  • People with a chronic disabling disease go thru the five stages of grief. Acceptance is the last stage. Unfortunately what is gone is gone. You have to move on and do your best with whatever is left. Looking back on pre MS days is too difficult.

  • Hm. I lived in Ocean Beach in my 20s, like the surfer in the video. Stood on those very same shores. It was cool to go back there…even just via the 2D video. Two responses: 1. Watching the video, I remember that I wasn't as happy pre-MS as I like to tell myself I was. Worried too much about stupid stuff. 2. If you're going to put me on a wave via VR, I'd like to try some of those 9-story-tall ones you see in the extreme sports.

  • Funny thing, you waking up with hip pain, it reminds me of when I take some exercise, trying to walk 1000 metres with my rolltor. We both need an amber light that wrans us we are doing too much. As I get older the amber light dimms and eventually it disappears. You now start start to wake up and say "Oh shit, done it again". MS makes it dim even more quickly

  • Happy Birthday – thanks for persevering with the blog for another year on top of all your work, travels, running et al.

  • Happy Birthday Prof. G.

    Life is quite short and eternity quite long. Two most significant events in all of our lives are our birth and death. Neither can we control. One leads to the other, a constant pattern. The eternal question is why? The perfect answer lay inside.

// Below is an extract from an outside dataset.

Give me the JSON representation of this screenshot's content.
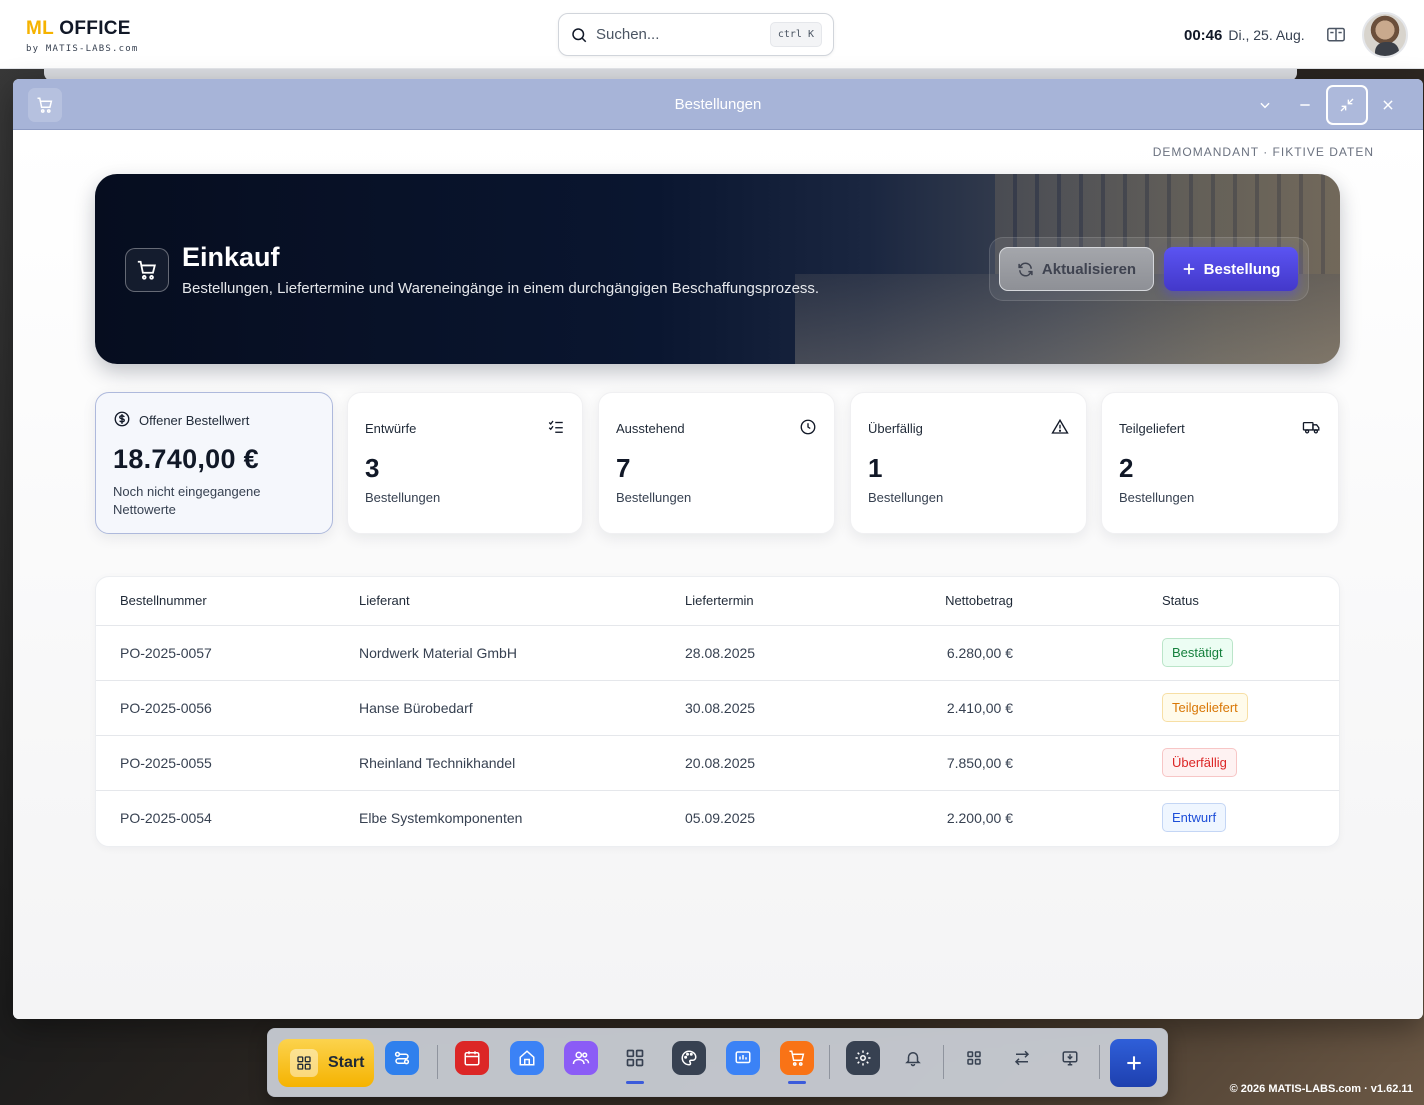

  • Dear Dr. G, I know you meant well when you wrote of your hip pain after your 5K run at age 52. Your patients are diagnosed in their 20's and early 30's. Your hip can be treated…you can (horrors) stop running. I am sure your exhaustion from your sleepless painful night led to this most insensitive post. Anyone of your patients would trade their MS for your hip. And as a 67 year old, believe me, you're just a kid. Perspective, Dr.! Happy Birthday and thanks, otherwise, for all your efforts. Just couldn't give you a pass on this one.

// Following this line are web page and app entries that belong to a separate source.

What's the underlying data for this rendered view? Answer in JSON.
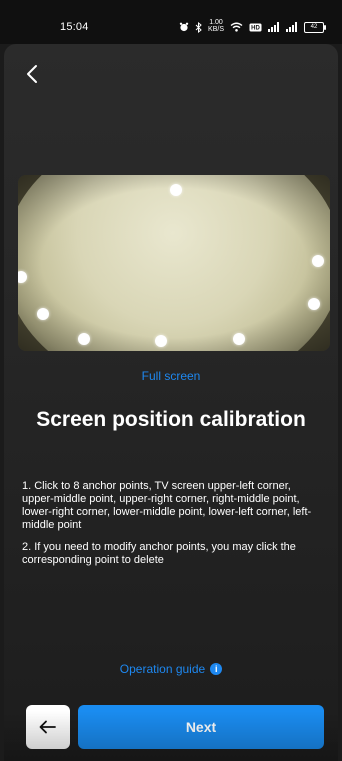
{
  "status_bar": {
    "time": "15:04",
    "net_speed": "1.00\nKB/S",
    "battery": "42",
    "icons": [
      "alarm-icon",
      "bluetooth-icon",
      "net-speed",
      "wifi-icon",
      "hd-icon",
      "signal-icon",
      "signal-icon",
      "battery-icon"
    ]
  },
  "header": {
    "back_icon": "‹"
  },
  "preview": {
    "image_description": "fisheye camera view of TV screen with 8 white anchor points",
    "full_screen_label": "Full screen"
  },
  "title": "Screen position calibration",
  "instructions": [
    "1. Click to 8 anchor points, TV screen upper-left corner, upper-middle point, upper-right corner, right-middle point, lower-right corner, lower-middle point, lower-left corner, left-middle point",
    "2. If you need to modify anchor points, you may click the corresponding point to delete"
  ],
  "operation_guide_label": "Operation guide",
  "footer": {
    "prev_icon": "←",
    "next_label": "Next"
  },
  "colors": {
    "accent": "#1a8cf0",
    "background": "#262626"
  }
}
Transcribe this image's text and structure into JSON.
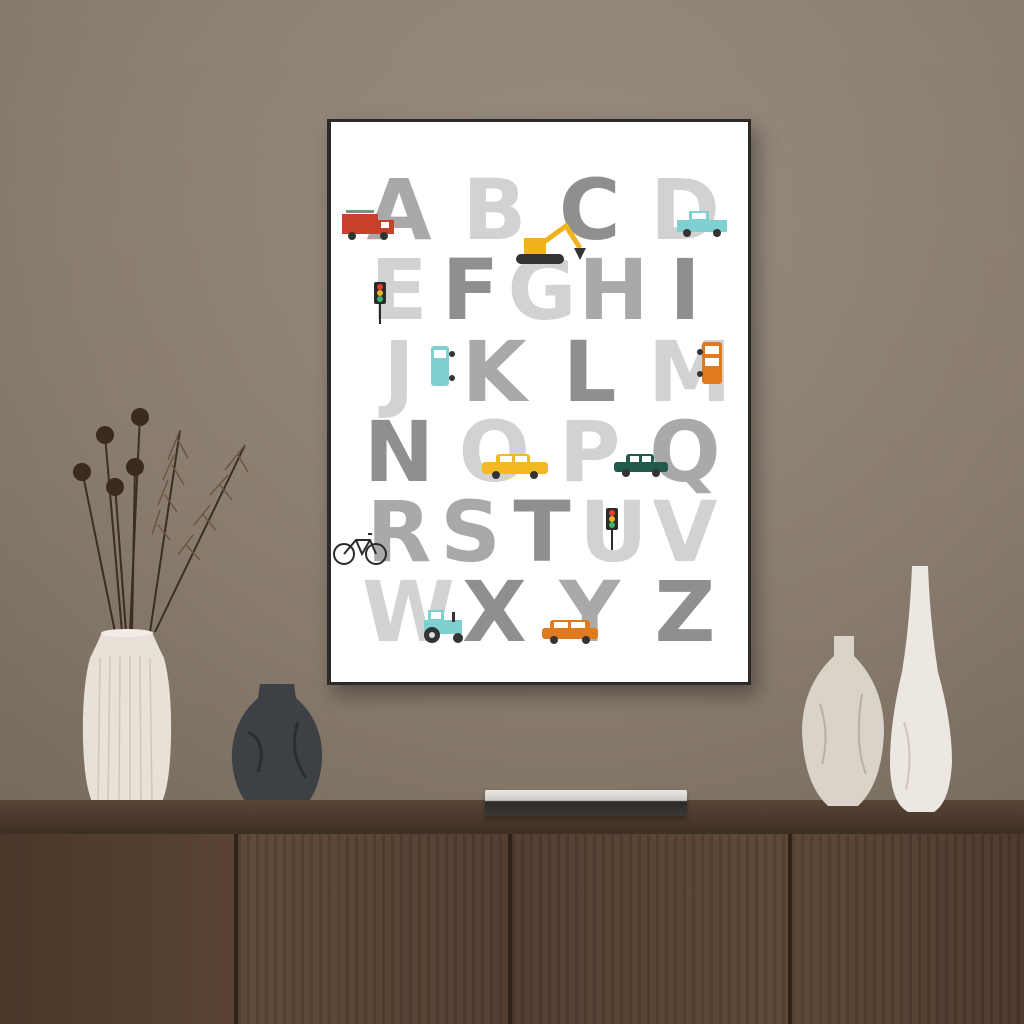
{
  "scene": {
    "description_colors": {
      "wall": "#8a7d70",
      "sideboard": "#4e3a2c",
      "poster_bg": "#ffffff",
      "letter_gray": "#8f8f8f",
      "letter_light": "#d2d2d2"
    }
  },
  "poster": {
    "letters": [
      {
        "char": "A",
        "shade": "mid"
      },
      {
        "char": "B",
        "shade": "light"
      },
      {
        "char": "C",
        "shade": "road"
      },
      {
        "char": "D",
        "shade": "light"
      },
      {
        "char": "E",
        "shade": "light"
      },
      {
        "char": "F",
        "shade": "road"
      },
      {
        "char": "G",
        "shade": "light"
      },
      {
        "char": "H",
        "shade": "mid"
      },
      {
        "char": "I",
        "shade": "road"
      },
      {
        "char": "J",
        "shade": "light"
      },
      {
        "char": "K",
        "shade": "mid"
      },
      {
        "char": "L",
        "shade": "road"
      },
      {
        "char": "M",
        "shade": "light"
      },
      {
        "char": "N",
        "shade": "road"
      },
      {
        "char": "O",
        "shade": "light"
      },
      {
        "char": "P",
        "shade": "light"
      },
      {
        "char": "Q",
        "shade": "mid"
      },
      {
        "char": "R",
        "shade": "mid"
      },
      {
        "char": "S",
        "shade": "mid"
      },
      {
        "char": "T",
        "shade": "road"
      },
      {
        "char": "U",
        "shade": "light"
      },
      {
        "char": "V",
        "shade": "light"
      },
      {
        "char": "W",
        "shade": "light"
      },
      {
        "char": "X",
        "shade": "road"
      },
      {
        "char": "Y",
        "shade": "mid"
      },
      {
        "char": "Z",
        "shade": "road"
      }
    ],
    "vehicles": [
      {
        "name": "fire-truck-icon",
        "color": "#c8402c"
      },
      {
        "name": "pickup-truck-icon",
        "color": "#7fd0d0"
      },
      {
        "name": "excavator-icon",
        "color": "#f0b21e"
      },
      {
        "name": "traffic-light-icon",
        "color": "#2a2a2a"
      },
      {
        "name": "van-icon",
        "color": "#7fd0d0"
      },
      {
        "name": "bus-icon",
        "color": "#e07a1e"
      },
      {
        "name": "taxi-icon",
        "color": "#f2b921"
      },
      {
        "name": "car-icon",
        "color": "#1f5a4c"
      },
      {
        "name": "bicycle-icon",
        "color": "#2a2a2a"
      },
      {
        "name": "tractor-icon",
        "color": "#7fd0d0"
      },
      {
        "name": "car-icon",
        "color": "#e07a1e"
      }
    ]
  }
}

  • "I know you can't equate joint health with brain health, but my experience makes me a lot more aware of what my patients must be going through."
    Seems anything but insensitive to me, as the rest of the post makes clear.

  • Oh dear! An example of why we shouldn't post on the internet when tired & emotional.

    Happy Emergence Day nonetheless, Prof G.

By Prof G



Recent Posts

Recent Comments